Serving Victims in the Military
Military Legal System
The U.S. military is set apart from civilian culture by its laws, social customs, and practices.87 The military legal system comprises three elements that work together: the Uniform Code of Military Justice, the Judge Advocate General Corps, and command discretion. In its intervention and prevention efforts, DoD has called on civilian experts and participated in training programs to adapt civilian concepts to the military context. However, state and local civilian policies, procedures, and programs that relate to sexual assault cannot always be fully replicated in the military. The constitutional allocation of powers between the Federal Government and states, the requirements of treaties (Status of Forces agreements), the Uniform Code of Military Justice, federal laws, the role of the commander, and the culture of the military all have an impact on the way the military responds to sexual assault.
Military law defines sexual trauma as sexual harassment, sexual assault, rape, and other acts of violence. It further defines sexual harassment as repeated unsolicited, verbal, or physical contact of a sexual nature that is threatening in nature.
You will need to consider each of the armed services' structures along with legal jurisdictional issues to develop programs that reflect the different missions and cultures that exist within the armed services. Two useful resources can help you in this endeavor:

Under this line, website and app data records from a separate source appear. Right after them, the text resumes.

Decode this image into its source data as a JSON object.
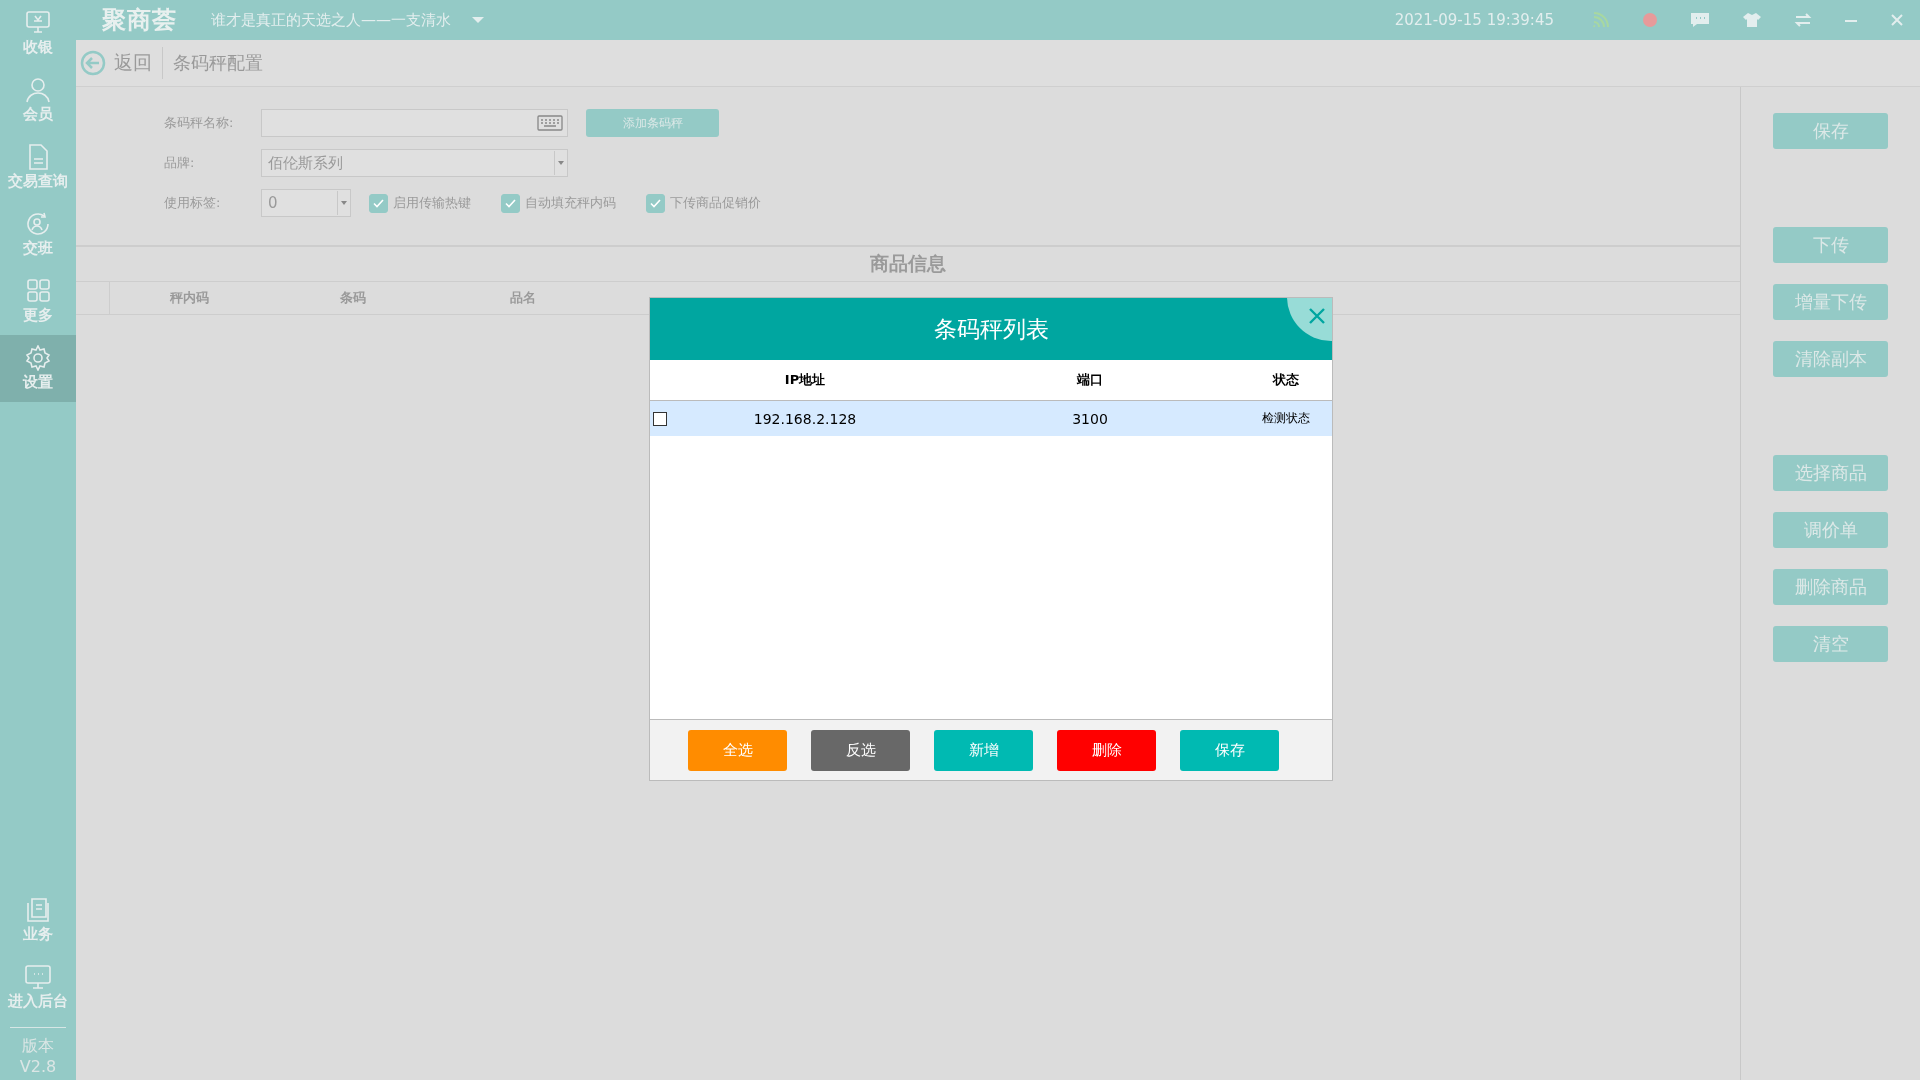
{
  "sidebar": {
    "items": [
      {
        "kind": "register",
        "label": "收银",
        "selected": false
      },
      {
        "kind": "member",
        "label": "会员",
        "selected": false
      },
      {
        "kind": "document",
        "label": "交易查询",
        "selected": false
      },
      {
        "kind": "shift",
        "label": "交班",
        "selected": false
      },
      {
        "kind": "grid",
        "label": "更多",
        "selected": false
      },
      {
        "kind": "gear",
        "label": "设置",
        "selected": true
      }
    ],
    "bottom_items": [
      {
        "kind": "book",
        "label": "业务"
      },
      {
        "kind": "monitor",
        "label": "进入后台"
      }
    ],
    "version": {
      "label": "版本",
      "value": "V2.8"
    }
  },
  "top_bar": {
    "logo": "聚商荟",
    "slogan": "谁才是真正的天选之人——一支清水",
    "datetime": "2021-09-15 19:39:45"
  },
  "sub_header": {
    "back": "返回",
    "title": "条码秤配置"
  },
  "form": {
    "name_label": "条码秤名称:",
    "add_button": "添加条码秤",
    "brand_label": "品牌:",
    "brand_value": "佰伦斯系列",
    "tag_label": "使用标签:",
    "tag_value": "0",
    "options": [
      {
        "label": "启用传输热键",
        "checked": true
      },
      {
        "label": "自动填充秤内码",
        "checked": true
      },
      {
        "label": "下传商品促销价",
        "checked": true
      }
    ]
  },
  "goods_table": {
    "title": "商品信息",
    "columns": [
      "秤内码",
      "条码",
      "品名"
    ]
  },
  "action_groups": [
    [
      "保存"
    ],
    [
      "下传",
      "增量下传",
      "清除副本"
    ],
    [
      "选择商品",
      "调价单",
      "删除商品",
      "清空"
    ]
  ],
  "dialog": {
    "title": "条码秤列表",
    "columns": [
      "IP地址",
      "端口",
      "状态"
    ],
    "rows": [
      {
        "checked": false,
        "selected": true,
        "ip": "192.168.2.128",
        "port": "3100",
        "status": "检测状态"
      }
    ],
    "buttons": [
      {
        "label": "全选",
        "kind": "orange"
      },
      {
        "label": "反选",
        "kind": "gray"
      },
      {
        "label": "新增",
        "kind": "teal"
      },
      {
        "label": "删除",
        "kind": "red"
      },
      {
        "label": "保存",
        "kind": "teal"
      }
    ]
  }
}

- Uniform Code of Military Justice is a Congressional Code of Military Criminal Law that applies to all members of the U.S. military worldwide.
- National Victim Assistance Academy Textbook, Chapter 3, Section 3: Military Justice provides information on the military justice system, including nonjudicial punishments, punitive discharges, and appeals. It also covers components of the military's bill of rights for victims of crime and the types of assistance available.